Third, Bill Clinton was brilliant. That was the tragedy of him. He was that rare beast who could fully understand politics and policy, and how truly to interweave the two. Yet he lacked the basic wherewithal not only to curtail his tomcatting for the time he got to live in the White House, but also to keep it away from work. For those who valued the politics-and-policy side of him, it was like watching a unicorn pee itself. “He’s so gifted in so many ways,” his wanted-to-be-admirers would say. “If only he didn’t have that.”
This is not the tragedy of Trump. Long before this crisis hit, he had already dynamited away mile-wide squares of what should have been his bedrock constituency. Evangelical Christians were already divided over his candidacy. Many major GOP donors had already shut their wallets. The gray hairs of national-security eminences who had served Reagan and/or Bush(es) were curling with dread at the thought of The Donald as commander-in-chief. The Republican governor of Ohio did not attend the Republican National Convention…in Ohio. Yes, Trump does have a critical mass of diehard supporters. Yet it is hard to imagine even them saying, “If only Donald could quit walking in on half-naked pageant contestants and then bragging about it, our party and the nation could benefit from his amazing ability to sell our tough stand on immigration (or whatever) while maintaining, and even growing, our base.”

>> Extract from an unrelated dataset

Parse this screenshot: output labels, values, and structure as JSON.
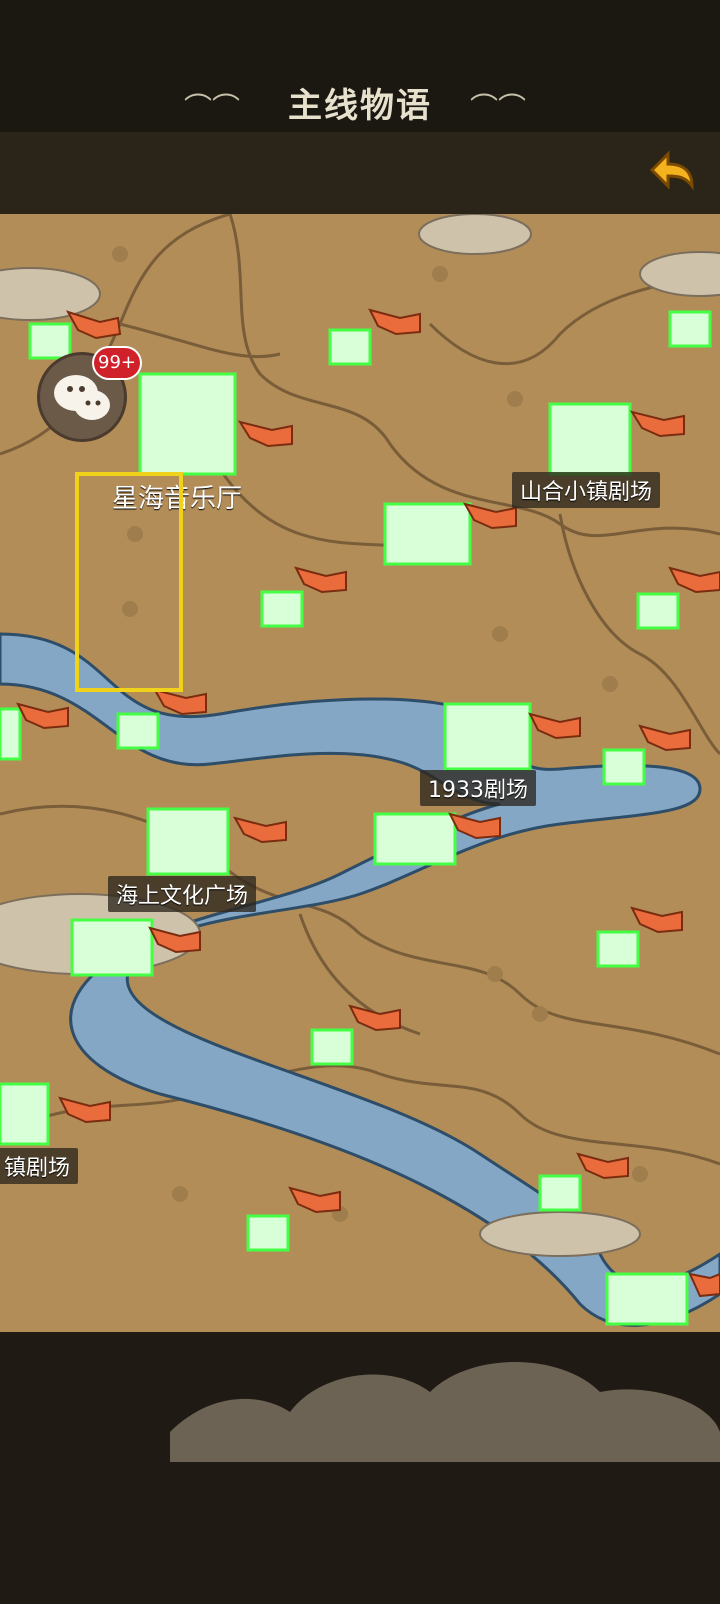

Finally, by the time his fellow Democrats had fallen in line to save him, Clinton had well begun to save himself. Granted, this was partly by getting Americans to conflate their disgust at him with their disgust at his Republican antagonists. But Clinton also at least went through the motions of a public apology and something of a “doghouse” period at home. If all that p.r. did come across largely as b.s., it was at least sanity-based. It did not involve, for example, attacking the Lewinsky family, or arguing that by hitting on Monica he had been doing her a big favor, considering how pudgy she was; or any of the other responses that one can imagine playing out with Trump in the center of that scenario. Most relevant, in years seven and eight of a popular presidency, Clinton was able to draw upon what had become a very deep well of personal and political good will among a very broad range of Americans.
Not so Trump. Not remotely so Trump.
Strictly on the sexual-offensiveness front, I’ll leave it to others to delineate the grossness of Bill Clinton relative to that of Donald Trump (anybody out there want that job?) But as political headaches for their respective parties, these two horndogs could not be more different.